office stops could be eliminated.
In February of this year General Electric, in a special filing before the FCC, described
its proposed "Telemail" service which could transmit a 600-word letter anywhere in the U.S.
for 33 cents by 1975. Using a large domestic satellite system with ground stations connected
to computer-controlled switching centers, a whole range of communications services was proposed.
While G-E is not in the point-to-point communications business, its concept of MADS (Multiple
Access Digital System) could tie into WU's network.
Thus far we have only considered presently existing communications facilities, but two
new services are due to emerge in the near future which will benefit any WU-P.O. combination.
One of these is some kind of domestic satellite which will add many more channels to the wide-band
capacity of WU's microwave system. While such satellites will be used for telephone, picture
phone, TV, and various data services, they will also provide sufficient additional channels
for record communications. The second, already emerging, service is cable-TV.
There are many services which cable-TV provides the individual set owner, but its application
to record or message communications deserves special consideration. RCA has already developed
an inexpensive printer which, when connected to the TV set, decodes information transmitted
during the vertical synchronizing period of a TV signal and then is able to print such information
as stock-market reports, news, and advertisements. When a cable, rather than the individual
antenna, brings TV into the home, this multiplexed approach is not necessary since a separate
frequency can be used for the additional data service. In place of an alphanumeric printer,
an inexpensive facsimile machine could be used and that would permit not only text but pictures
to be printed. Xerox already offers a very compact device which can reproduce a facsimile
from narrow-band (4-kHz) data.
Now we can combine all of the communications features into a system of the future and,
as shown in Fig. 3, we can see how the prophecy of "mailing a letter in your living room"
can become a reality. The coaxial cable connecting our TV set with the local cable-TV system
will actually connect us to many other local services, and, through the WU-P.O. combination,
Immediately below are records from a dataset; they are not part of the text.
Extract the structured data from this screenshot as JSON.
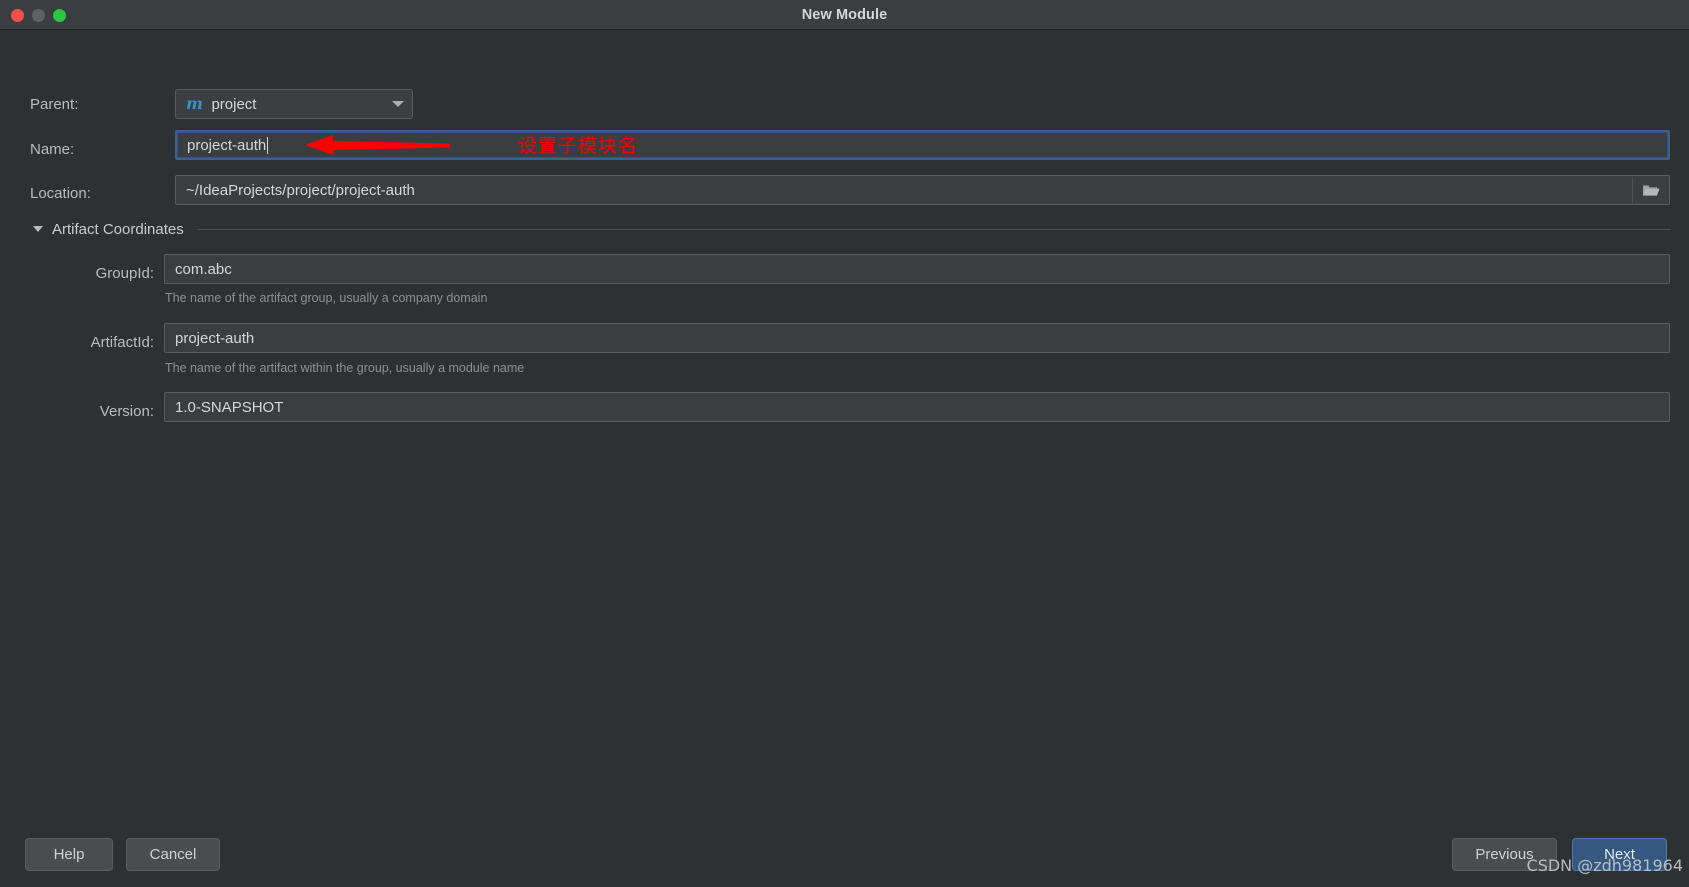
{
  "window": {
    "title": "New Module",
    "controls": {
      "close": "close-button",
      "minimize": "minimize-button",
      "maximize": "maximize-button"
    },
    "colors": {
      "background": "#2e3134",
      "titlebar": "#3b3e41",
      "field_background": "#3b3e40",
      "field_border": "#5a5d5f",
      "focus_border": "#3d6185",
      "primary_button": "#365880",
      "maven_icon": "#3592c4",
      "annotation_red": "#fe0000",
      "close_dot": "#f1514a",
      "minimize_dot": "#5e6164",
      "maximize_dot": "#28c840"
    }
  },
  "form": {
    "parent": {
      "label": "Parent:",
      "value": "project",
      "icon": "maven-module-icon"
    },
    "name": {
      "label": "Name:",
      "value": "project-auth",
      "focused": true
    },
    "location": {
      "label": "Location:",
      "value": "~/IdeaProjects/project/project-auth",
      "browse_icon": "folder-icon"
    }
  },
  "artifact_coordinates": {
    "section_label": "Artifact Coordinates",
    "expanded": true,
    "fields": [
      {
        "label": "GroupId:",
        "value": "com.abc",
        "hint": "The name of the artifact group, usually a company domain"
      },
      {
        "label": "ArtifactId:",
        "value": "project-auth",
        "hint": "The name of the artifact within the group, usually a module name"
      },
      {
        "label": "Version:",
        "value": "1.0-SNAPSHOT",
        "hint": ""
      }
    ]
  },
  "annotation": {
    "text": "设置子模块名",
    "arrow": "left-arrow-annotation"
  },
  "footer": {
    "help": "Help",
    "cancel": "Cancel",
    "previous": "Previous",
    "next": "Next"
  },
  "watermark": {
    "text": "CSDN @zdh981964"
  }
}
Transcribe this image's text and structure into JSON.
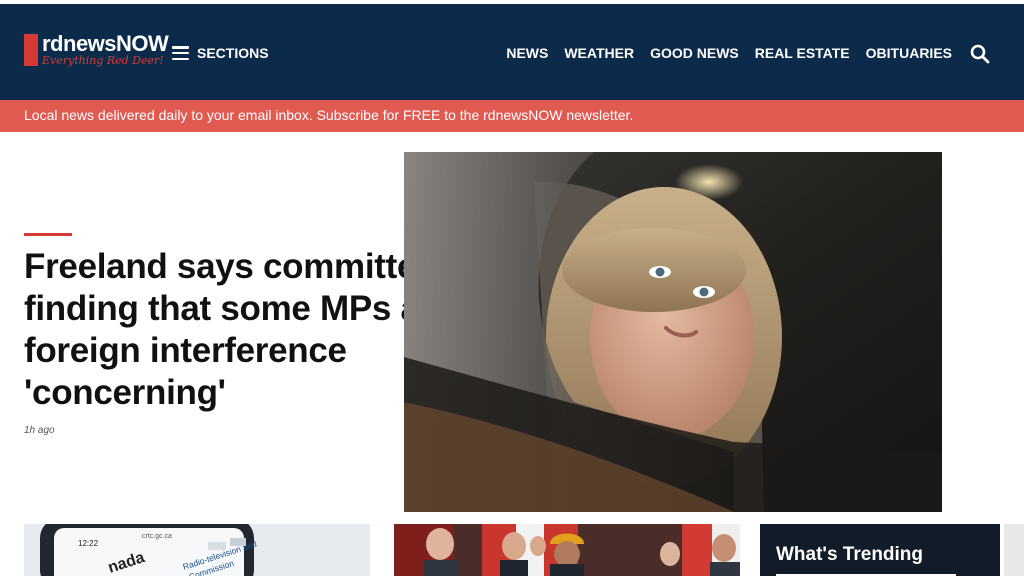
{
  "header": {
    "logo_name": "rdnewsNOW",
    "logo_tagline": "Everything Red Deer!",
    "sections_label": "SECTIONS",
    "nav": [
      "NEWS",
      "WEATHER",
      "GOOD NEWS",
      "REAL ESTATE",
      "OBITUARIES"
    ],
    "bg_color": "#0c2b4b",
    "accent_color": "#d63a35"
  },
  "banner": {
    "text": "Local news delivered daily to your email inbox. Subscribe for FREE to the rdnewsNOW newsletter.",
    "bg_color": "#e05a52"
  },
  "hero": {
    "headline": "Freeland says committee finding that some MPs aided foreign interference 'concerning'",
    "time_ago": "1h ago"
  },
  "cards": {
    "card1_text": [
      "12:22",
      "crtc.gc.ca",
      "nada",
      "Radio-television and",
      "Commission"
    ]
  },
  "trending": {
    "title": "What's Trending"
  }
}
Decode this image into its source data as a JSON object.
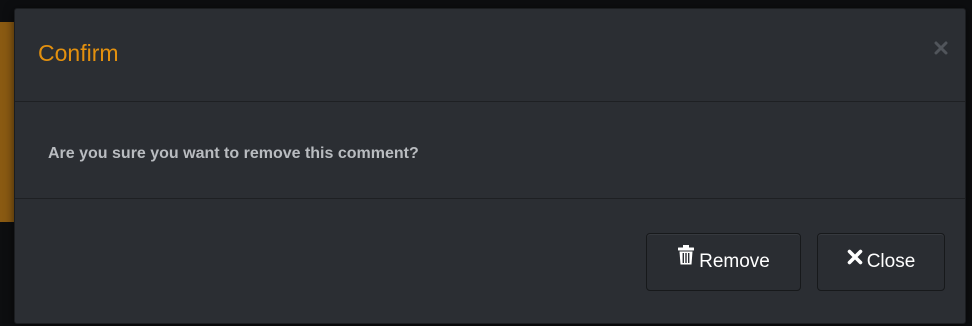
{
  "dialog": {
    "title": "Confirm",
    "close_icon": "close-x-icon",
    "message": "Are you sure you want to remove this comment?",
    "buttons": {
      "remove": {
        "label": "Remove",
        "icon": "trash-icon"
      },
      "close": {
        "label": "Close",
        "icon": "times-icon"
      }
    }
  },
  "colors": {
    "title": "#e3900e",
    "background": "#2b2e33",
    "text": "#b9bcc0",
    "button_text": "#ffffff"
  }
}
to all parts of the country and, eventually, the world. In all likelihood we will have the
option of either a printer and keyboard or a facsimile machine in our home. Either will contain
a slot for inserting our credit identification card so that, instead of buying stamps, we
can charge the cost of sending letters. The same device will let us charge the cost of seeing
special programs over pay-TV, get stock quotations, order groceries, or pay the monthly cable-TV
We will be able to get our mail wherever we happen to be, by simply notifying the computer-controlled
switching center. Within a particular city we will only have to insert our identification
card into the nearest terminal and push the "Reserve Request" button.
Thus far we have thought mainly of private, individual communications, but it is easy to
see how such a system will benefit every type of business and government activity. Sales orders,
and their confirmation, will be handled rapidly. Medical prescriptions, important records
of all sorts, and information in all of its forms will be automatically transmitted between
any two terminals, and terminals will be located wherever a TV set or a telephone is installed.
There are, of course, many problems associated with this dream of the future, and some
of them might even turn out to be nightmares. Right now we are besieged by a flood of advertising
mail. What if this flood now comes direct to us via the printer or facsimile machine? Of course,
we can shut off the machine, but then we might miss some really important message. Could we
persuade the system to send us only mail addressed in our private code? Would this lead to
"private code mailing lists" for sale? How about servicing the equipment? Would WU or a local
dealer be involved? Would the facsimile machine or printer be leased or owned? What about
the legal problems? How about the profitability of such it system? Clearly many questions
remain and much development work is needed, not only in the purely technical but also in the
economic, legal, and political fields. •